what i watched last week

blu-ray series #15: salò, or the 120 days of sodom (pier paolo pasolini, 1975)

The day before I watched this movie, I saw Buñuel and Dalí’s surrealist classic L’Age d’Or. The last scene of that film is “120 Days of Depraved Acts”, a nod to the Marquis de Sade’s novel, The 120 Days of Sodom. This seemed like an omen, a message saying it was finally time to take on Pasolini’s infamous last film. There are stories of people who bought copies of Salò and never got around to opening them, much less watching them. Its reputation most certainly precedes it. The “parents guide” on the IMDB can be quoted at length here, although I suppose some odd spoilerphobe will want to skip these:

Several young men and women are raped, tortured, and sodomized…. A woman eats a piece of cake with small razor blades in it [they looked like nails to me] … A woman tells stories of torture with a big smile on her face (she recounts one story where a woman has a rat sewn into her vagina; the storyteller laughed about this quite a bit)…. A young man has his penis burnt with a candle … A young man's tongue is cut off … A woman is scalped with a knife … A person's eye is cut off with a knife.

And that’s just under the category for “Violence & Gore”. There is a long list of items under “Sex & Nudity” that can be summarized in the first paragraph: “Every sexual act imaginable is shown or talked about (graphically) at one time or another … acts include sodomy, homosexuality, coprophilia, transvestism, S&M, rape, and masturbation.”

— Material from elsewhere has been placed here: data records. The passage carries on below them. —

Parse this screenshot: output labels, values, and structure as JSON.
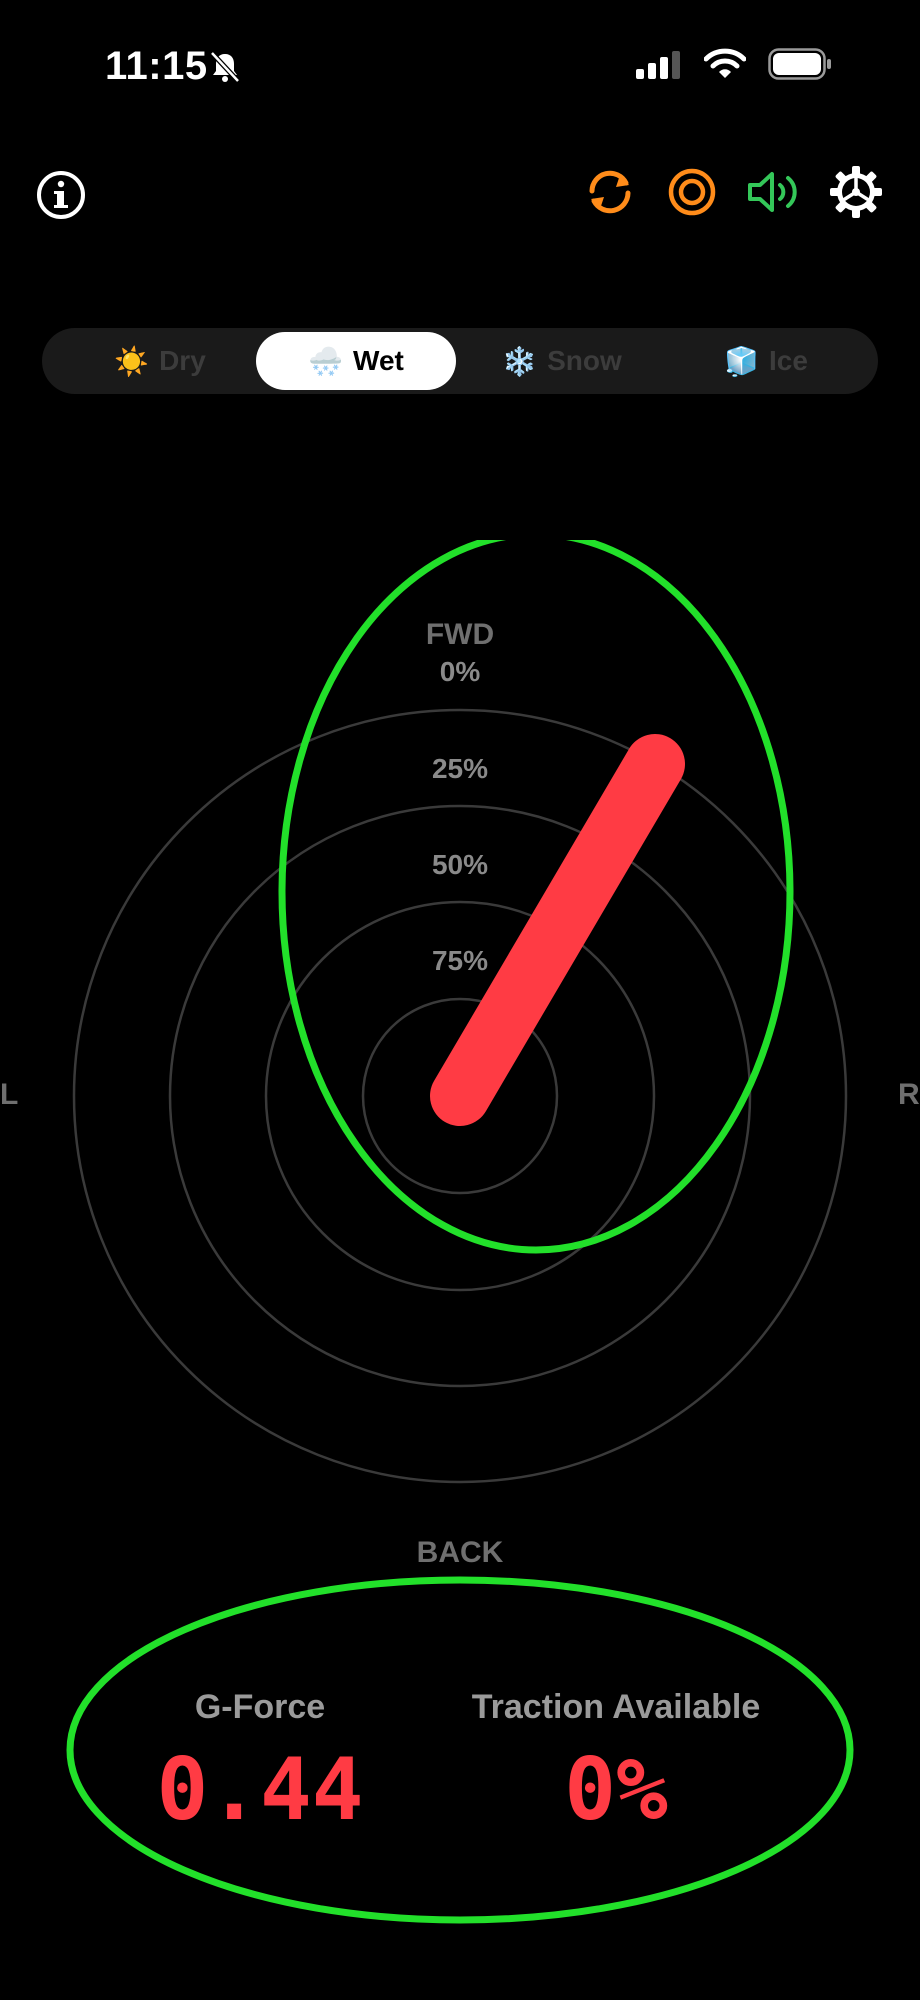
{
  "status_bar": {
    "time": "11:15"
  },
  "toolbar": {
    "info_icon": "info-icon",
    "right_icons": [
      "refresh-icon",
      "target-icon",
      "speaker-icon",
      "gear-icon"
    ],
    "colors": {
      "refresh": "#ff8c1a",
      "target": "#ff8c1a",
      "speaker": "#34c759",
      "gear": "#ffffff"
    }
  },
  "surfaces": [
    {
      "emoji": "☀️",
      "label": "Dry",
      "selected": false
    },
    {
      "emoji": "🌨️",
      "label": "Wet",
      "selected": true
    },
    {
      "emoji": "❄️",
      "label": "Snow",
      "selected": false
    },
    {
      "emoji": "🧊",
      "label": "Ice",
      "selected": false
    }
  ],
  "gauge": {
    "fwd_label": "FWD",
    "back_label": "BACK",
    "left_label": "L",
    "right_label": "R",
    "ring_labels": [
      "0%",
      "25%",
      "50%",
      "75%"
    ],
    "needle_color": "#ff3b44",
    "highlight_color": "#22e02a"
  },
  "readouts": {
    "gforce_title": "G-Force",
    "gforce_value": "0.44",
    "traction_title": "Traction Available",
    "traction_value": "0%"
  }
}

And if that’s not enough for you, in one scene, “Everybody eats human feces at a dinner event, some are smiling and loving it while others are disgusted.”

So, why would anyone want to watch this movie? Well, Pasolini is a highly-regarded director, and this was his last film. The movie is beautifully made (which only makes the disgusting parts more disturbing). And, for better or worse, Pasolini has a point to make … Salò isn’t just a catalog of depravity.

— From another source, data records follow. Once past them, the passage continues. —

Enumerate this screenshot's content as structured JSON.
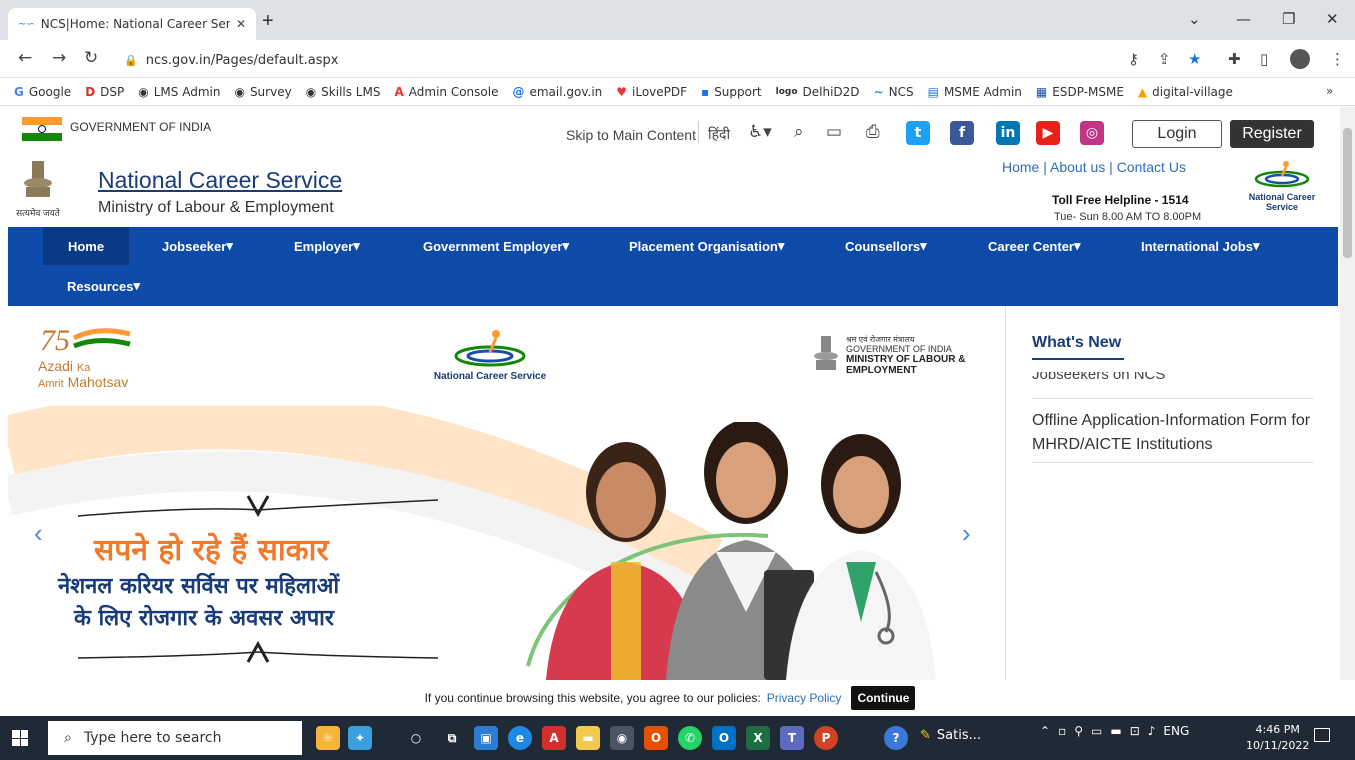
{
  "browser": {
    "tab_title": "NCS|Home: National Career Serv",
    "url": "ncs.gov.in/Pages/default.aspx",
    "bookmarks": [
      "Google",
      "DSP",
      "LMS Admin",
      "Survey",
      "Skills LMS",
      "Admin Console",
      "email.gov.in",
      "iLovePDF",
      "Support",
      "DelhiD2D",
      "NCS",
      "MSME Admin",
      "ESDP-MSME",
      "digital-village"
    ],
    "bookmark_icons": [
      "G",
      "D",
      "◉",
      "◉",
      "◉",
      "A",
      "@",
      "♥",
      "▪",
      "logo",
      "∼",
      "▤",
      "▦",
      "▲"
    ]
  },
  "gov_bar": {
    "title": "GOVERNMENT OF INDIA",
    "skip_link": "Skip to Main Content",
    "hindi_link": "हिंदी",
    "login": "Login",
    "register": "Register"
  },
  "header": {
    "emblem_motto": "सत्यमेव जयते",
    "site_title": "National Career Service",
    "site_subtitle": "Ministry of Labour & Employment",
    "links": [
      "Home",
      "About us",
      "Contact Us"
    ],
    "helpline": "Toll Free Helpline - 1514",
    "hours": "Tue- Sun 8.00 AM TO 8.00PM",
    "logo_text": "National Career Service"
  },
  "nav": {
    "row1": [
      "Home",
      "Jobseeker",
      "Employer",
      "Government Employer",
      "Placement Organisation",
      "Counsellors",
      "Career Center",
      "International Jobs"
    ],
    "row2": [
      "Resources"
    ],
    "active": "Home"
  },
  "banner": {
    "azadi_line1": "Azadi",
    "azadi_ka": "Ka",
    "azadi_line2": "Amrit",
    "azadi_mahotsav": "Mahotsav",
    "ncs_logo_text": "National Career Service",
    "ministry_hindi": "श्रम एवं रोजगार मंत्रालय",
    "ministry_line1": "GOVERNMENT OF INDIA",
    "ministry_line2": "MINISTRY OF LABOUR &",
    "ministry_line3": "EMPLOYMENT",
    "hindi_headline": "सपने हो रहे हैं साकार",
    "hindi_line2": "नेशनल करियर सर्विस पर महिलाओं",
    "hindi_line3": "के लिए रोजगार के अवसर अपार"
  },
  "whats_new": {
    "title": "What's New",
    "clipped_item": "Jobseekers on NCS",
    "item": "Offline Application-Information Form for MHRD/AICTE Institutions"
  },
  "cookie": {
    "text": "If you continue browsing this website, you agree to our policies:",
    "link": "Privacy Policy",
    "button": "Continue"
  },
  "taskbar": {
    "search_placeholder": "Type here to search",
    "active_app": "Satis...",
    "lang": "ENG",
    "time": "4:46 PM",
    "date": "10/11/2022"
  },
  "colors": {
    "nav_blue": "#0e4aa8",
    "title_blue": "#1a3b7a",
    "link_blue": "#2f6db5",
    "saffron": "#ff9933",
    "green": "#138808"
  }
}
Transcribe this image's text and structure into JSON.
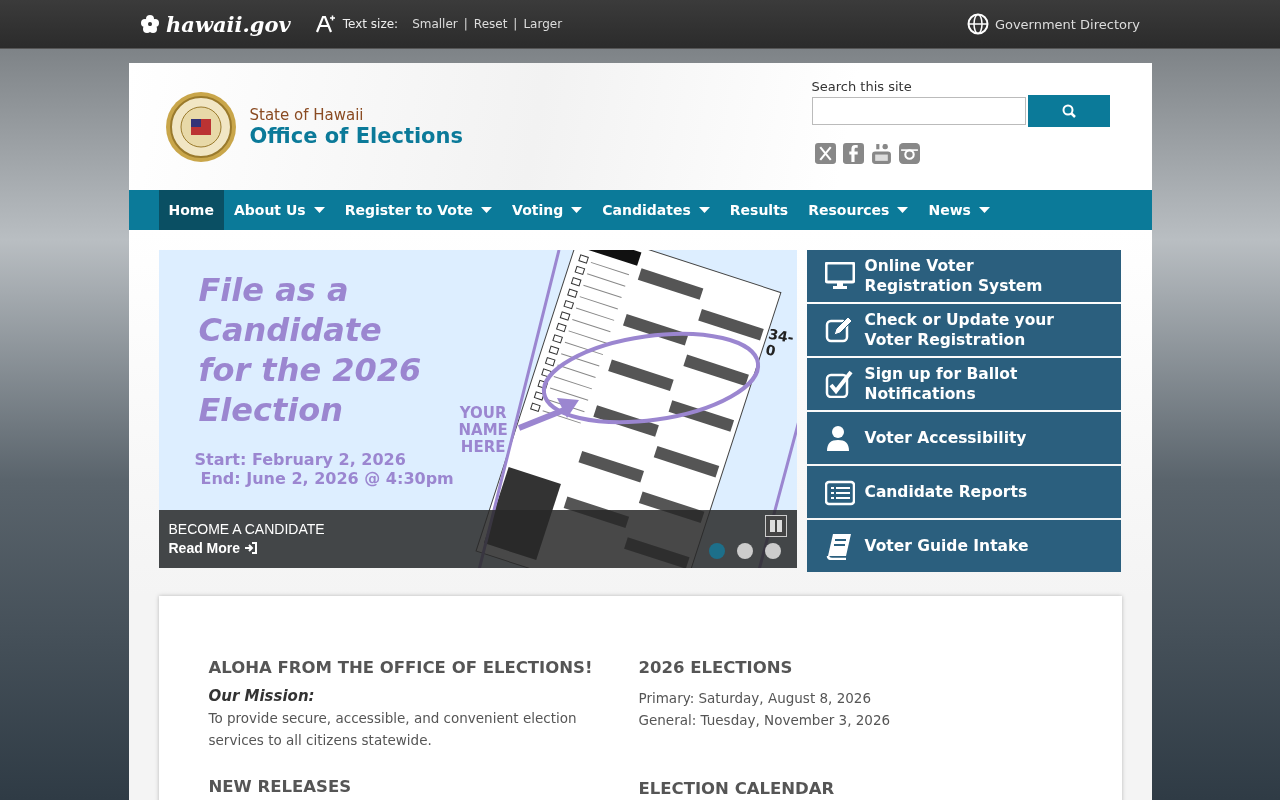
{
  "gov_bar": {
    "logo": "hawaii.gov",
    "text_size_label": "Text size:",
    "text_size_links": [
      "Smaller",
      "Reset",
      "Larger"
    ],
    "separator": "|",
    "directory": "Government Directory"
  },
  "header": {
    "agency": "State of Hawaii",
    "title": "Office of Elections",
    "search_label": "Search this site"
  },
  "nav": [
    {
      "label": "Home",
      "has_menu": false,
      "selected": true
    },
    {
      "label": "About Us",
      "has_menu": true,
      "selected": false
    },
    {
      "label": "Register to Vote",
      "has_menu": true,
      "selected": false
    },
    {
      "label": "Voting",
      "has_menu": true,
      "selected": false
    },
    {
      "label": "Candidates",
      "has_menu": true,
      "selected": false
    },
    {
      "label": "Results",
      "has_menu": false,
      "selected": false
    },
    {
      "label": "Resources",
      "has_menu": true,
      "selected": false
    },
    {
      "label": "News",
      "has_menu": true,
      "selected": false
    }
  ],
  "slider": {
    "headline": [
      "File as a",
      "Candidate",
      "for the 2026",
      "Election"
    ],
    "start": "Start: February 2, 2026",
    "end": "End: June 2, 2026 @ 4:30pm",
    "callout": [
      "YOUR",
      "NAME",
      "HERE"
    ],
    "ballot_number": "34-0",
    "caption": "BECOME A CANDIDATE",
    "read_more": "Read More",
    "dots": [
      {
        "selected": true
      },
      {
        "selected": false
      },
      {
        "selected": false
      }
    ]
  },
  "quick_links": [
    {
      "kind": "monitor",
      "label": "Online Voter Registration System"
    },
    {
      "kind": "edit",
      "label": "Check or Update your Voter Registration"
    },
    {
      "kind": "checkbox",
      "label": "Sign up for Ballot Notifications"
    },
    {
      "kind": "user",
      "label": "Voter Accessibility"
    },
    {
      "kind": "list",
      "label": "Candidate Reports"
    },
    {
      "kind": "book",
      "label": "Voter Guide Intake"
    }
  ],
  "content": {
    "columns": [
      {
        "heading": "ALOHA FROM THE OFFICE OF ELECTIONS!",
        "subheading": "Our Mission:",
        "lines": [
          "To provide secure, accessible, and convenient election services to all citizens statewide."
        ],
        "next_heading": "NEW RELEASES"
      },
      {
        "heading": "2026 ELECTIONS",
        "lines": [
          "Primary: Saturday, August 8, 2026",
          "General: Tuesday, November 3, 2026"
        ],
        "next_heading": "ELECTION CALENDAR"
      }
    ]
  }
}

First, there’s the historical context. Pasolini moves the setting from the 18th-century France of the novel to Italy in 1944-5, when Mussolini had fallen and the Fascists had at least temporarily lost power. Briefly, four rich and powerful men abduct a group of people, take them to a palace, and do whatever they want to them. Pasolini is showing the way power corrupts, that Fascism is an evil philosophy, that we as an audience are implicated. The philosophy aspect is not just tossed in … the credits offer an “essential bibliography” that includes Barthes, Blanchot, de Beauvoir and others, and during the film, as the Fascists sit around planning their next debauchery, they talk of Nietzsche and Ezra Pound.

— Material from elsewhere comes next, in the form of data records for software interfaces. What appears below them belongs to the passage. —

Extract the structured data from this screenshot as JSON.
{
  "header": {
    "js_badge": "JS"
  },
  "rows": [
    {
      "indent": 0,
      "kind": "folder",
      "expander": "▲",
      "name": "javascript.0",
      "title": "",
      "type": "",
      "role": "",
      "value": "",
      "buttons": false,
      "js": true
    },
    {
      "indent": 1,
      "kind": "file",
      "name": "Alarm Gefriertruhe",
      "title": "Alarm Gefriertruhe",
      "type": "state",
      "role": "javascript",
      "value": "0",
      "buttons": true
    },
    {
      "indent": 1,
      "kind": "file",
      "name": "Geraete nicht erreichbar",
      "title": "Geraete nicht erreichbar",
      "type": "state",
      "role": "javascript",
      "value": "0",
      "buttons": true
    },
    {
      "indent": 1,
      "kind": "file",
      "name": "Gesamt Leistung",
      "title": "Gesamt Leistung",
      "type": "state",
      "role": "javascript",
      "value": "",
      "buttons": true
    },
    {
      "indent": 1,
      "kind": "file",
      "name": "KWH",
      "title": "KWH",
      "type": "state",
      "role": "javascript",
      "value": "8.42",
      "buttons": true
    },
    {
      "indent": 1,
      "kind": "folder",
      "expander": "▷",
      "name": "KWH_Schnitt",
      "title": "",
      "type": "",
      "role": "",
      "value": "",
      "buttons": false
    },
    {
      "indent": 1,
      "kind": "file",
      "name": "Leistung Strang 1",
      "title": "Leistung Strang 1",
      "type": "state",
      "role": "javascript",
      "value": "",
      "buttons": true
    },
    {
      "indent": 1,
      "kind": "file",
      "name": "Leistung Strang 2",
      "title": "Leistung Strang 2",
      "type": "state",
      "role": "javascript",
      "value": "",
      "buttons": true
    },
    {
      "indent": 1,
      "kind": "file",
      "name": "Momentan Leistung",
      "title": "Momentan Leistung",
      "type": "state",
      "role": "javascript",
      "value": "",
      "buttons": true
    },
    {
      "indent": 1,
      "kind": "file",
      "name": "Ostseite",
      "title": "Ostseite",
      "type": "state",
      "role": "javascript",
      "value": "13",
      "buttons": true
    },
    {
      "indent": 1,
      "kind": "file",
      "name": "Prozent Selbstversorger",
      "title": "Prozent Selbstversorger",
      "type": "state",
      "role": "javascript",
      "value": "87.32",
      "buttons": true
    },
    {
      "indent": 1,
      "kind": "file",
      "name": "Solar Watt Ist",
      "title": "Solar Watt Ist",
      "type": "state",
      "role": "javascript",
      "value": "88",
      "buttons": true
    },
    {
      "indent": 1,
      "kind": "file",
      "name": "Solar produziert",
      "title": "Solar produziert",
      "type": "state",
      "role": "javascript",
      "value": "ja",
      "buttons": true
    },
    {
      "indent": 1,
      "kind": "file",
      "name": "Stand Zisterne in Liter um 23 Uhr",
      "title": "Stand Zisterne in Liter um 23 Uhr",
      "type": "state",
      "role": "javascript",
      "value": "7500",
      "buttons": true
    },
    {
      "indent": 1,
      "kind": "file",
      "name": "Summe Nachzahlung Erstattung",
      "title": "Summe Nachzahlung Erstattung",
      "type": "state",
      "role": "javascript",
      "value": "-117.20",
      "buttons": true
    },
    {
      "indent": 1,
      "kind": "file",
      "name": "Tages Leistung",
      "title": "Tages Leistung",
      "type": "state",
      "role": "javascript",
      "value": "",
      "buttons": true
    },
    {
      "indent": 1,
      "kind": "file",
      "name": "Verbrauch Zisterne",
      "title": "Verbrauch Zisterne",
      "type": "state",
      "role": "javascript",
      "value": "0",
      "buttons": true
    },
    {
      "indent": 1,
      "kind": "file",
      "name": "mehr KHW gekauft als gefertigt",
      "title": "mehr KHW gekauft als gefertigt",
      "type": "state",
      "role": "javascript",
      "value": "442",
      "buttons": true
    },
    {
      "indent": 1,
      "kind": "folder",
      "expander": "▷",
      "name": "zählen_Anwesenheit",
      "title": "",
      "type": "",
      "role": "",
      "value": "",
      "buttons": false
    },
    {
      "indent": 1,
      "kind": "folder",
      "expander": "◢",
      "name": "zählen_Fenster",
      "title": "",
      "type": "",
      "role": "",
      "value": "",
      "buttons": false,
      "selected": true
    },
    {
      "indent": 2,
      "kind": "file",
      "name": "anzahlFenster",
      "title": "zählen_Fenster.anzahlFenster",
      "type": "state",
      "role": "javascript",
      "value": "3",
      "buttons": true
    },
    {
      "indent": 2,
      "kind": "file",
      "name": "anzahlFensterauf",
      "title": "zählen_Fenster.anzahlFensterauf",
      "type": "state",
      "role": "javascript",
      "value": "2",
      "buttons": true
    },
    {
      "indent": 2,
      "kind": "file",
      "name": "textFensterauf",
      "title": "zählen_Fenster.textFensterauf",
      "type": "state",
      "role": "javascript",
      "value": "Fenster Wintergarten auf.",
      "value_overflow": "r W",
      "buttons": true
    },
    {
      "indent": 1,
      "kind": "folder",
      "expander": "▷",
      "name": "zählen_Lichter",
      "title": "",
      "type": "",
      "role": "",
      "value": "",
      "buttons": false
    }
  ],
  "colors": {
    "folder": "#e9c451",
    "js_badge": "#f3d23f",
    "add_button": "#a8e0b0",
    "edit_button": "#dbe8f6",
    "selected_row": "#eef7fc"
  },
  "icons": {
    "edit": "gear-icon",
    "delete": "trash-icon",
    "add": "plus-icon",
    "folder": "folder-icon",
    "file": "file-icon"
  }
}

It’s all too much, but then, it’s supposed to be. Pasolini won’t let us hide … even covering our eyes isn’t enough (and it’s useless anyway when the vileness comes from the tales aging prostitutes tell about their past encounters). It’s not exactly that there is no hope. Rather, it’s that there is no end in sight, and when the movie finishes, there is no sign that anything will be different during the next 120 days.

It says something about society today that Salò isn’t quite as startling as it was in 1975. I don’t think even Pasolini could imagine The Human Centipede trilogy. But Salò still makes us retch, because it’s not just about the scenes of people being forced to eat shit. It’s about social structures that allow these kinds of psychopaths to be in positions of power.

So, I hear you wondering, is Salò any good? If you’ve gotten this far, you deserve an answer. Remarkably, it gets boring at times. I’m not convinced that Pasolini makes all of the many points he is after. And while I understand the artistic impulse that says to show the evil in Fascism, you have to show it at its most extreme, the fact is most people will never see Salò because of its extreme nature. #186 on the They Shoot Pictures, Don’t They list of the top 1000 films of all time. 7/10.

Comments